Only the lines containing "value" belong in the answer; find them in the material below.

---

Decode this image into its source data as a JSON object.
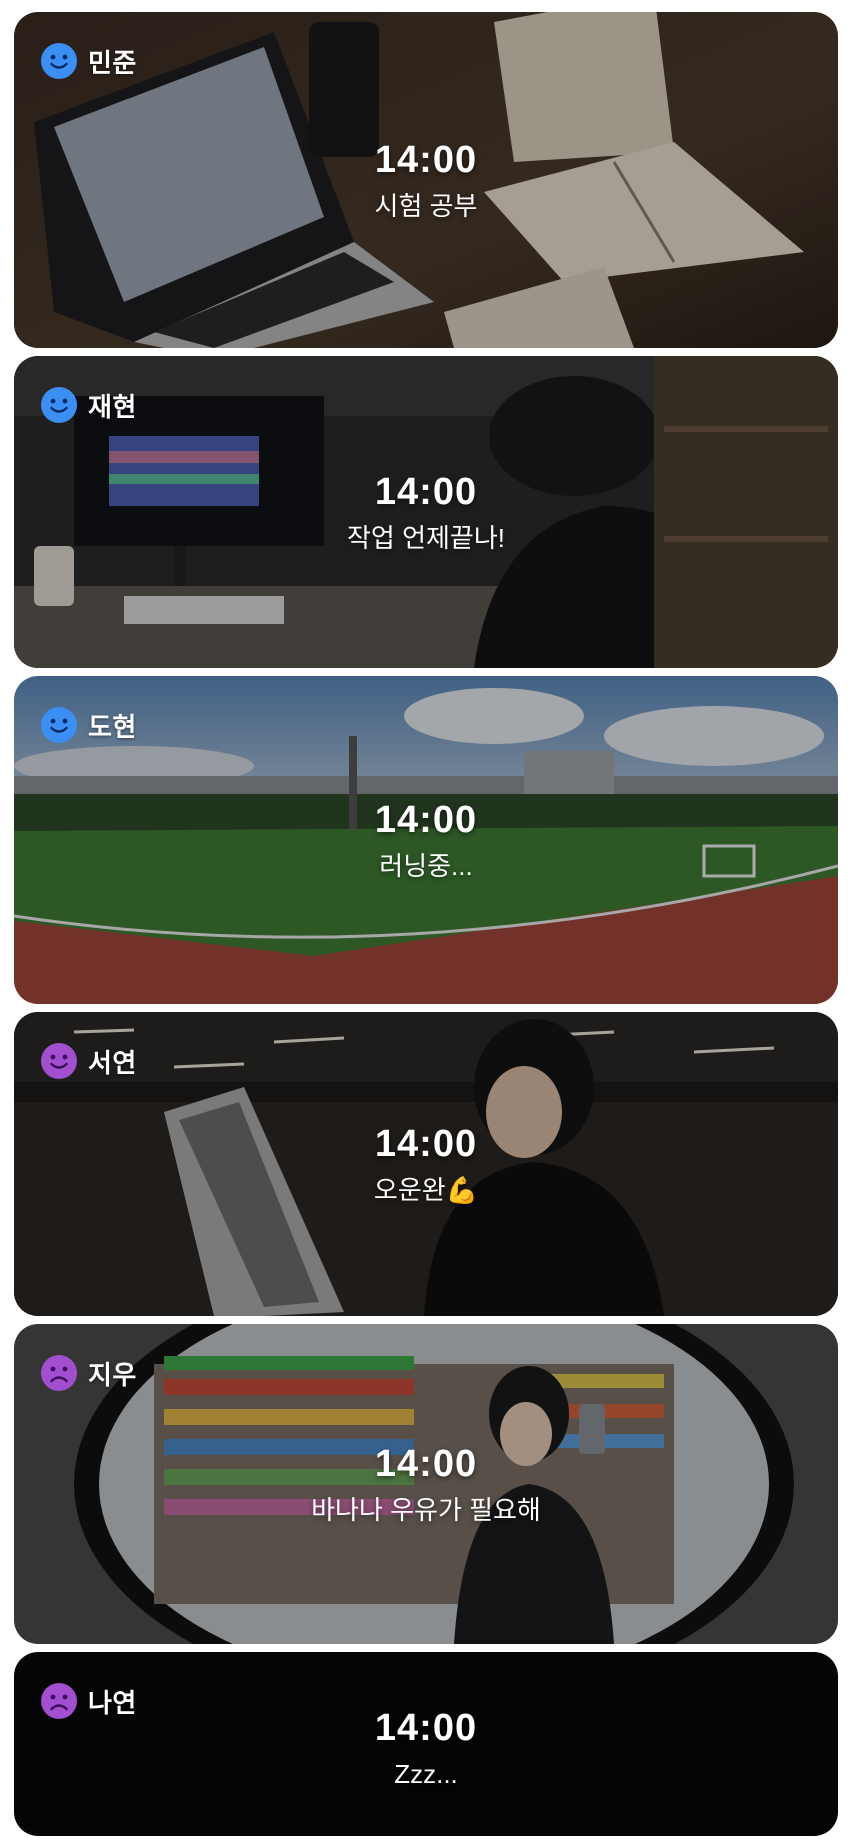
{
  "feed": {
    "cards": [
      {
        "name": "민준",
        "mood_icon": "smile-face-icon",
        "mood_color": "#3b8ff3",
        "time": "14:00",
        "status": "시험 공부",
        "scene": "laptop-study-desk-photo"
      },
      {
        "name": "재현",
        "mood_icon": "smile-face-icon",
        "mood_color": "#3b8ff3",
        "time": "14:00",
        "status": "작업 언제끝나!",
        "scene": "computer-desk-work-photo"
      },
      {
        "name": "도현",
        "mood_icon": "smile-face-icon",
        "mood_color": "#3b8ff3",
        "time": "14:00",
        "status": "러닝중...",
        "scene": "running-track-field-photo"
      },
      {
        "name": "서연",
        "mood_icon": "smile-face-icon",
        "mood_color": "#a14fd0",
        "time": "14:00",
        "status": "오운완💪",
        "scene": "gym-treadmill-photo"
      },
      {
        "name": "지우",
        "mood_icon": "sad-face-icon",
        "mood_color": "#a14fd0",
        "time": "14:00",
        "status": "바나나 우유가 필요해",
        "scene": "convenience-store-mirror-photo"
      },
      {
        "name": "나연",
        "mood_icon": "sad-face-icon",
        "mood_color": "#a14fd0",
        "time": "14:00",
        "status": "Zzz...",
        "scene": "dark-sleeping"
      }
    ]
  }
}
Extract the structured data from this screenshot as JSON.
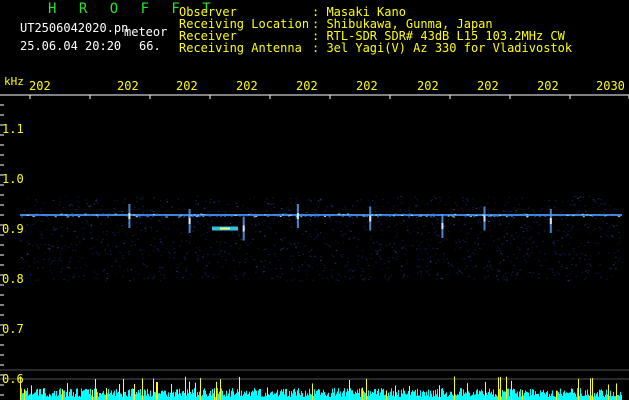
{
  "header": {
    "brand": "H R O F F T",
    "filename": "UT2506042020.pn",
    "filetype": "meteor",
    "datetime": "25.06.04 20:20",
    "count": "66.",
    "info": [
      {
        "label": "Observer",
        "value": ": Masaki Kano"
      },
      {
        "label": "Receiving Location",
        "value": ": Shibukawa, Gunma, Japan"
      },
      {
        "label": "Receiver",
        "value": ": RTL-SDR SDR# 43dB L15 103.2MHz CW"
      },
      {
        "label": "Receiving Antenna",
        "value": ": 3el Yagi(V) Az 330 for Vladivostok"
      }
    ]
  },
  "axis": {
    "unit": "kHz",
    "y_ticks": [
      "1.1",
      "1.0",
      "0.9",
      "0.8",
      "0.7",
      "0.6"
    ],
    "x_ticks": [
      "202",
      "202",
      "202",
      "202",
      "202",
      "202",
      "202",
      "202",
      "202",
      "2030"
    ]
  },
  "colors": {
    "background": "#000000",
    "label": "#ffff00",
    "brand": "#2ee02e",
    "text": "#ffffff",
    "signal": "#3399ff",
    "noise_bar": "#00ffff"
  },
  "chart_data": {
    "type": "heatmap",
    "ylabel": "kHz",
    "ylim": [
      0.58,
      1.15
    ],
    "signal_band_khz": [
      0.8,
      0.97
    ],
    "carrier_khz": 0.932,
    "meteor_streaks": [
      {
        "x": 0.18,
        "f": 0.93
      },
      {
        "x": 0.28,
        "f": 0.92
      },
      {
        "x": 0.37,
        "f": 0.905
      },
      {
        "x": 0.46,
        "f": 0.93
      },
      {
        "x": 0.58,
        "f": 0.925
      },
      {
        "x": 0.7,
        "f": 0.91
      },
      {
        "x": 0.77,
        "f": 0.925
      },
      {
        "x": 0.88,
        "f": 0.92
      }
    ]
  }
}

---

FINAL ANSWER:
        "value": ": Masaki Kano"
        "value": ": Shibukawa, Gunma, Japan"
        "value": ": RTL-SDR SDR# 43dB L15 103.2MHz CW"
        "value": ": 3el Yagi(V) Az 330 for Vladivostok"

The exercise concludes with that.